(Dataset rows describing interfaces)
+++++

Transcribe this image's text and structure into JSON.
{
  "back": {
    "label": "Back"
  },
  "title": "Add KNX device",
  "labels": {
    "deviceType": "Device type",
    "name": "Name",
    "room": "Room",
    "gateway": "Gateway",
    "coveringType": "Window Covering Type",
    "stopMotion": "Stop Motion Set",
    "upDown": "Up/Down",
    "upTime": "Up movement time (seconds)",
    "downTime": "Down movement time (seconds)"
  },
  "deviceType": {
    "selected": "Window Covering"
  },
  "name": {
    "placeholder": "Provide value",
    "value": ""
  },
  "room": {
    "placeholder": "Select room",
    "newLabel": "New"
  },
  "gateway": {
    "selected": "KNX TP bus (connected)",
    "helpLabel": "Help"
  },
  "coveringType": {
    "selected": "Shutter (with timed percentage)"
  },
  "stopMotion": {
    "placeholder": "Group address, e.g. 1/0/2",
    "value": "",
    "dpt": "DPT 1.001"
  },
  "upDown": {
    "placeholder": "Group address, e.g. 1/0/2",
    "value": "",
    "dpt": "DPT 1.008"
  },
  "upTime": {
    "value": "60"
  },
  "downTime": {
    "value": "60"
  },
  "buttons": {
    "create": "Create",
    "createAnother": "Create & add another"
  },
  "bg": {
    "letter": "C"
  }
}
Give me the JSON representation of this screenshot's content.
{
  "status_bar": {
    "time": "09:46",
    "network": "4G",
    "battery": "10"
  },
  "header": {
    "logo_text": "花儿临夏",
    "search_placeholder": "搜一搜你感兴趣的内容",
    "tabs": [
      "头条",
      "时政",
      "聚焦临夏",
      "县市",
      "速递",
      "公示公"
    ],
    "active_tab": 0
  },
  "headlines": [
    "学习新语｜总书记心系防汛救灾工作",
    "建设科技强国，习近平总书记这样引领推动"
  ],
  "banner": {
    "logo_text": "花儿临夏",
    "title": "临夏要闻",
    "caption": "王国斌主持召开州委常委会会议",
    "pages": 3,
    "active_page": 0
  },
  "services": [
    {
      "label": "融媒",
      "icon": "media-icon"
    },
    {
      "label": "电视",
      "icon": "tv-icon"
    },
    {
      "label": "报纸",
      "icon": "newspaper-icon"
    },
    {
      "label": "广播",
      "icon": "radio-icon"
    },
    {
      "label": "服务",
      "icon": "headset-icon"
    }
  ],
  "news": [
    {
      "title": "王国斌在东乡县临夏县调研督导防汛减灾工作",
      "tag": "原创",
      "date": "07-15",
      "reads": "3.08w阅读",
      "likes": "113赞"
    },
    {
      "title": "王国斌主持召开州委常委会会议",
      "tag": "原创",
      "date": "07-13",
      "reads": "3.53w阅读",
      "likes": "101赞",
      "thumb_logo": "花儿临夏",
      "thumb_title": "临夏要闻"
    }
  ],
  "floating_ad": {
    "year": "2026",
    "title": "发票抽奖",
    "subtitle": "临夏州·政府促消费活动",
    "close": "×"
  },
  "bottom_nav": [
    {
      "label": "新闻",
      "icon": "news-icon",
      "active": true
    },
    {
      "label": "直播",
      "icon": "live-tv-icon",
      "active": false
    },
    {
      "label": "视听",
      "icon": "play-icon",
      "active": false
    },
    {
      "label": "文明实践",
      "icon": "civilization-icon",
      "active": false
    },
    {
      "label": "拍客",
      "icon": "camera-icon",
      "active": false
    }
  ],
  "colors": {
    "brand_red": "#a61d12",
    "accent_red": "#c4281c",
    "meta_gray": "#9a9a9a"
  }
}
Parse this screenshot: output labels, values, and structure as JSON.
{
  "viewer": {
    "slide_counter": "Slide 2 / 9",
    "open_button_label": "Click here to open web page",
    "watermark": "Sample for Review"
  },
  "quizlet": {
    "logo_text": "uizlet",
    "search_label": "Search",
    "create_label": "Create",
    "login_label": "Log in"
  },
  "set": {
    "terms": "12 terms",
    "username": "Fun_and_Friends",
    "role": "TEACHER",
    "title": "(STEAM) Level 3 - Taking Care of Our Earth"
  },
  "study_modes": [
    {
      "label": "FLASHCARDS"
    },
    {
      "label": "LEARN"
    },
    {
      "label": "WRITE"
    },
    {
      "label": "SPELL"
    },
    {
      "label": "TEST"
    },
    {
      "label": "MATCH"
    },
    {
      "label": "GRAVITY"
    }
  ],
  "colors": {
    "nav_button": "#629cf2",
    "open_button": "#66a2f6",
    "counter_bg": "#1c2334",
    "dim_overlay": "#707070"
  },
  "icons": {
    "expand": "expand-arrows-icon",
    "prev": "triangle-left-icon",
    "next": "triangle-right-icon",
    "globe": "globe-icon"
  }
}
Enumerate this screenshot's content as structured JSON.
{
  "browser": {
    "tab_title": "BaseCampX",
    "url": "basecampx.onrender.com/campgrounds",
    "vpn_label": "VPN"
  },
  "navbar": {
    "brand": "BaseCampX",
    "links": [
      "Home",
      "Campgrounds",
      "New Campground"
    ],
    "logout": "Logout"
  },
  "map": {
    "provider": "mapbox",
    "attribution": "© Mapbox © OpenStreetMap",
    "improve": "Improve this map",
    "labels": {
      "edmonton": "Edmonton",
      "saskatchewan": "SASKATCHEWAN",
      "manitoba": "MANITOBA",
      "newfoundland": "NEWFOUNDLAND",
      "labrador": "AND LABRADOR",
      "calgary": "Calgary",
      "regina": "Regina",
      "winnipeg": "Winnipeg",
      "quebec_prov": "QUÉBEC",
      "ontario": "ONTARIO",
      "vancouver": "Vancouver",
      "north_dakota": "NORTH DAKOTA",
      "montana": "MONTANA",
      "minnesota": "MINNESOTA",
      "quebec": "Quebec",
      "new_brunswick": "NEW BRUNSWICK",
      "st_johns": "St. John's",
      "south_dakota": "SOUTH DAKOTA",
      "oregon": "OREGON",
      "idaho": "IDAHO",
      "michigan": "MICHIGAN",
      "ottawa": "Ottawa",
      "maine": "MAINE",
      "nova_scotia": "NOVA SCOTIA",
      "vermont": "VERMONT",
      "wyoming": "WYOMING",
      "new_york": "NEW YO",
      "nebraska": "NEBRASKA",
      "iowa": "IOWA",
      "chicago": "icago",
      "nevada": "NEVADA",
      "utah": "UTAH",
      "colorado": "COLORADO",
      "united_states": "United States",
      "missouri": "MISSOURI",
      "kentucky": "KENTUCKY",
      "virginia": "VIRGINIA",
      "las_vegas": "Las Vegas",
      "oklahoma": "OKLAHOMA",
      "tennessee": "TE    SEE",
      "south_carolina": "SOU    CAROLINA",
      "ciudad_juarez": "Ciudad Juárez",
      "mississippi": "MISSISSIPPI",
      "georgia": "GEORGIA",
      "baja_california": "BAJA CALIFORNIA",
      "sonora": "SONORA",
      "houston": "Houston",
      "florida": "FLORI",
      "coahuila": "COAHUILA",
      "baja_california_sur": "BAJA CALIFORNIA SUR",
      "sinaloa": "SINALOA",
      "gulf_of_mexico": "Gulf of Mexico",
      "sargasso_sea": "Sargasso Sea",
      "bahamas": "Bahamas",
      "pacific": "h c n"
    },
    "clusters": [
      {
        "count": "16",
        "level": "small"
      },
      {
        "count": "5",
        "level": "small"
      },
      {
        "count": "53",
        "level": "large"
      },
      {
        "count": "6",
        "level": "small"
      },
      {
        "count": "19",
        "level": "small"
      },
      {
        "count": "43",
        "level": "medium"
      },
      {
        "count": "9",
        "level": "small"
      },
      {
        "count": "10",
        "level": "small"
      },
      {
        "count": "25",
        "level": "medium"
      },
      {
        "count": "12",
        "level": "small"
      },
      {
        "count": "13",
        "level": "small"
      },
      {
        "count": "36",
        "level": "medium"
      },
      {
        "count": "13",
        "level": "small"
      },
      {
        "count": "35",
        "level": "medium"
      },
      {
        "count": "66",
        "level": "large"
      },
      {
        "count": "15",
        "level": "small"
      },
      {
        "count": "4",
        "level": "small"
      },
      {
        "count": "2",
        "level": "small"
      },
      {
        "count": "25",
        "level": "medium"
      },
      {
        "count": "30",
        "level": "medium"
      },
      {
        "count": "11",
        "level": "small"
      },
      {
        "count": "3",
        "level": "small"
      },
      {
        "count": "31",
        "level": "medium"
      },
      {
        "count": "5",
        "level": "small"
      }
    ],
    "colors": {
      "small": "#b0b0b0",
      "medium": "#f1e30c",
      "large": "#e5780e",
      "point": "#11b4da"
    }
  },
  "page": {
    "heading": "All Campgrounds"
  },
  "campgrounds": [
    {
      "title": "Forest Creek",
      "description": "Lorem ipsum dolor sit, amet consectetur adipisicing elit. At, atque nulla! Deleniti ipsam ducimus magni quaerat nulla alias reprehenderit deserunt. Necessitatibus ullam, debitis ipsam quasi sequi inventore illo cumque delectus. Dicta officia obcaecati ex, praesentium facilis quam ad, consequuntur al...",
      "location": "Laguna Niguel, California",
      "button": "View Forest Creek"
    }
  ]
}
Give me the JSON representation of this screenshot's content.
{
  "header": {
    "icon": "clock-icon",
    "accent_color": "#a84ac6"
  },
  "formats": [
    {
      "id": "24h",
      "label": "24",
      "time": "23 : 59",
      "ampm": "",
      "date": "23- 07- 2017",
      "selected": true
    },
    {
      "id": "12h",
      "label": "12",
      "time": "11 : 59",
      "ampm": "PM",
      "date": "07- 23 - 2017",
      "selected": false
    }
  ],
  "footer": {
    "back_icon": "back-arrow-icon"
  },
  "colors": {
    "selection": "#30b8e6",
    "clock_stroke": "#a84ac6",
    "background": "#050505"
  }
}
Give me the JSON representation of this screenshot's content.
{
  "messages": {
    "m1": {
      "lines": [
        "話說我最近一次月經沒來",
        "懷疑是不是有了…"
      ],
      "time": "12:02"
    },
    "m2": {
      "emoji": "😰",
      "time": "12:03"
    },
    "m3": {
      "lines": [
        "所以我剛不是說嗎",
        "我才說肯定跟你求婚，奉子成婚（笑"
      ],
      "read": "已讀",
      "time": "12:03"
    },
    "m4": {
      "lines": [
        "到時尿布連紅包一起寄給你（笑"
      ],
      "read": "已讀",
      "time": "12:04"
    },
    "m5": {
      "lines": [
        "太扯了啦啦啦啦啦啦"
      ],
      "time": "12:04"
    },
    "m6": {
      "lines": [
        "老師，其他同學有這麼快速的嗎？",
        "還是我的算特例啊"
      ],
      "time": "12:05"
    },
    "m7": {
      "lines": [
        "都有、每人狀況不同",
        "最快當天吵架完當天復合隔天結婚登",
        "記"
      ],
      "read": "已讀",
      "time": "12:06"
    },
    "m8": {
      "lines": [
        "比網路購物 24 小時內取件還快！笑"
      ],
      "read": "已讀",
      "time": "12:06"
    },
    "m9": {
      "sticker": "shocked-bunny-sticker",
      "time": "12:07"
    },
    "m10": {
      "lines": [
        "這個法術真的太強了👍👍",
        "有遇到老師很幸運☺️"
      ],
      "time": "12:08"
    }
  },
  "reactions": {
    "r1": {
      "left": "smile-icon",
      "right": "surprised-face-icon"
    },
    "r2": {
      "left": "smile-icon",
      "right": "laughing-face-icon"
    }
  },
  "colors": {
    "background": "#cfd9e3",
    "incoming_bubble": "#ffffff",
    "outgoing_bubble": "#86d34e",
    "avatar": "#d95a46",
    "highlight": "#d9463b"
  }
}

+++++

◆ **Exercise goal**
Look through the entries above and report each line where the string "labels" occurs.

◆ **Answer**
  "labels": {
Parse this screenshot: output labels, values, and structure as JSON.
    "labels": {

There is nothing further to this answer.